WASHINGTON — House Minority Leader John Boehner said Sunday he is willing to back tax cuts only for the middle class if that's his sole option — though he emphasized it would be "bad policy" and that he wants Bush-era cuts extended for everyone.
The Ohio Republican, who stands to be speaker if Republicans gain control of the House of Representatives this fall, wants to maintain the lower rates in the top two brackets that affect the wealthy.
His view is a signal that Democratic leaders in the House could have an easier-than-expected path to passage before the November election. But the Senate, where 60 votes are needed to limit debate, will be a tougher task. Three Democrats have said they want all the cuts extended. Democrats control 59 seats.
White House spokesman Robert Gibbs welcomed Boehner's "change in position and support for the middle class tax cuts," but seemed skeptical about his sincerity.
"Time will tell if his actions will be anything but continued support for the failed policies that got us into this mess," Gibbs said in a statement.
Boehner told CBS' "Face the Nation" that "if the only option I have is to vote for those at $250,000 and below, of course I'm going to do that."
But, he said, "I'm going to do everything I can to fight to make sure that we extend the current tax rates for all Americans."
And, he said, "I've been making the point now for months that we need to extend all the current rates for all Americans if we want to get our economy going again and we want to get jobs in America."
Democratic congressional leaders have been eager to vote on extending the middle class cuts before the Nov. 2 election, and President Obama has tried to prod them to do so. He said at his Friday news conference that lawmakers
should pass what they agree on — keeping the pre-Bush rates for individuals earning less than $200,000 and joint filers making less than $250,000.
"My position is let's get done what we all agree on," he said. "Why hold the middle class hostage in order to do something that most economists don't think makes sense?"
But there's resistance from Republicans, as well as many moderate Democrats, who want all the rates extended.

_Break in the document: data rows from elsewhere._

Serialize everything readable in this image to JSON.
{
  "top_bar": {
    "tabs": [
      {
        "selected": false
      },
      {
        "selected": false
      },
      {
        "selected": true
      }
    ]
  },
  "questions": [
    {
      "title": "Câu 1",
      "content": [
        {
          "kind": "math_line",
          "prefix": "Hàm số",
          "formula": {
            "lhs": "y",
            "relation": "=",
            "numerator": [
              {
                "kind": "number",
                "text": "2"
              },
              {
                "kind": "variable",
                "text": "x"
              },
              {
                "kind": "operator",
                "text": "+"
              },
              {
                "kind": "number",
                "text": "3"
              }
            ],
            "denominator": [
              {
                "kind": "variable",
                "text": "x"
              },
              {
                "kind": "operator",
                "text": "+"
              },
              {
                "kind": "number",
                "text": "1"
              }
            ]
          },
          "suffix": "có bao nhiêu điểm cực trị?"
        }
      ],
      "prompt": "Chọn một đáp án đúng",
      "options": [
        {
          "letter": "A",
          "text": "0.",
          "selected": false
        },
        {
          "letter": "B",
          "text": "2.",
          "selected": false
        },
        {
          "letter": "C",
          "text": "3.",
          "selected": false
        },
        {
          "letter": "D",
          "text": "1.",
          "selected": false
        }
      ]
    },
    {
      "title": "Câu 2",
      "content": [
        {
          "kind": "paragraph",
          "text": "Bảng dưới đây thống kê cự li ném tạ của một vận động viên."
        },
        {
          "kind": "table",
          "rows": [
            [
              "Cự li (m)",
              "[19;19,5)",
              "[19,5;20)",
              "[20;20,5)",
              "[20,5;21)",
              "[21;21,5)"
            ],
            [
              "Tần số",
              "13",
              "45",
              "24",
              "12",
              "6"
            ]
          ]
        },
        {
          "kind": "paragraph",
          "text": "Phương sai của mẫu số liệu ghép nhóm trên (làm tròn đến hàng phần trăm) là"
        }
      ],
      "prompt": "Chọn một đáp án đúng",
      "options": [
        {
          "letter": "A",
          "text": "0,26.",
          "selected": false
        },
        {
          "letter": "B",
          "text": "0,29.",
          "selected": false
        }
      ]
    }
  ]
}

They offer several arguments: It would be wrong to raise anyone's taxes in a sluggish economy; small business would be hurt; and the wealthiest income-earners would be less inclined to spend and invest.
Boehner offered the small-business argument Sunday. But independent analysts say that only about 3 percent of small business would be affected by increases in the higher rates. Boehner counters that those 3 percent have a disproportionate share of income, and thus would be stymied in their effort to spend and invest.

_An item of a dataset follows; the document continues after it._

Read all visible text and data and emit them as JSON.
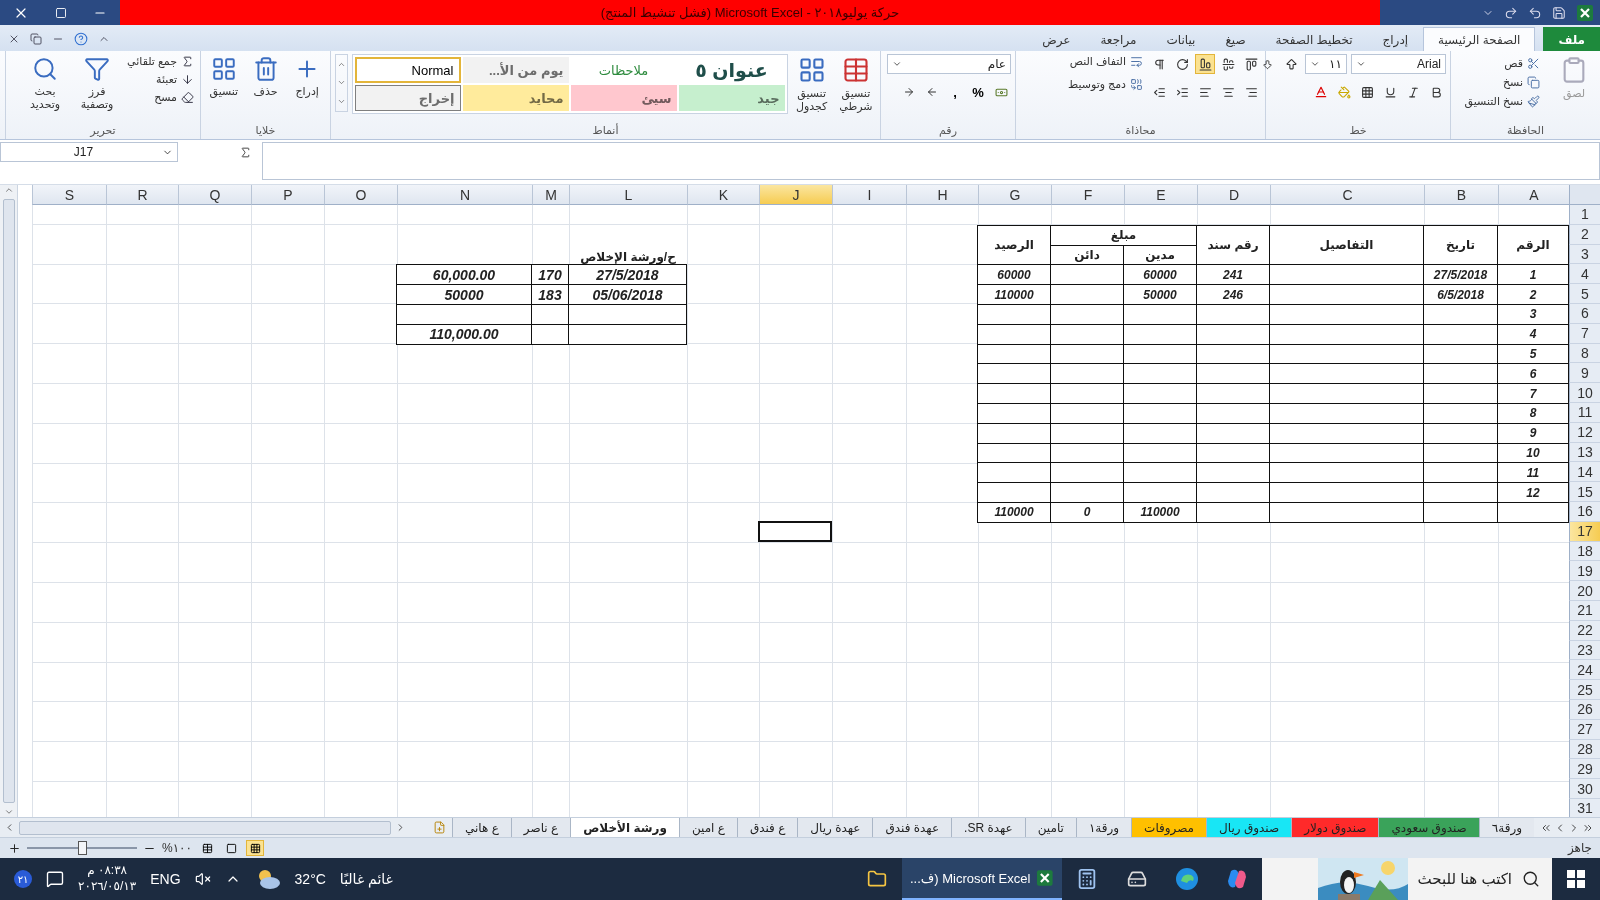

"You don't want to punish these people at a time when you have a weak economy," Boehner said. "We need them to spend and reinvest."
Top tax rates are currently 33 and 35 percent. If not extended, they would revert to pre-Bush levels of 36 and 39.6 percent.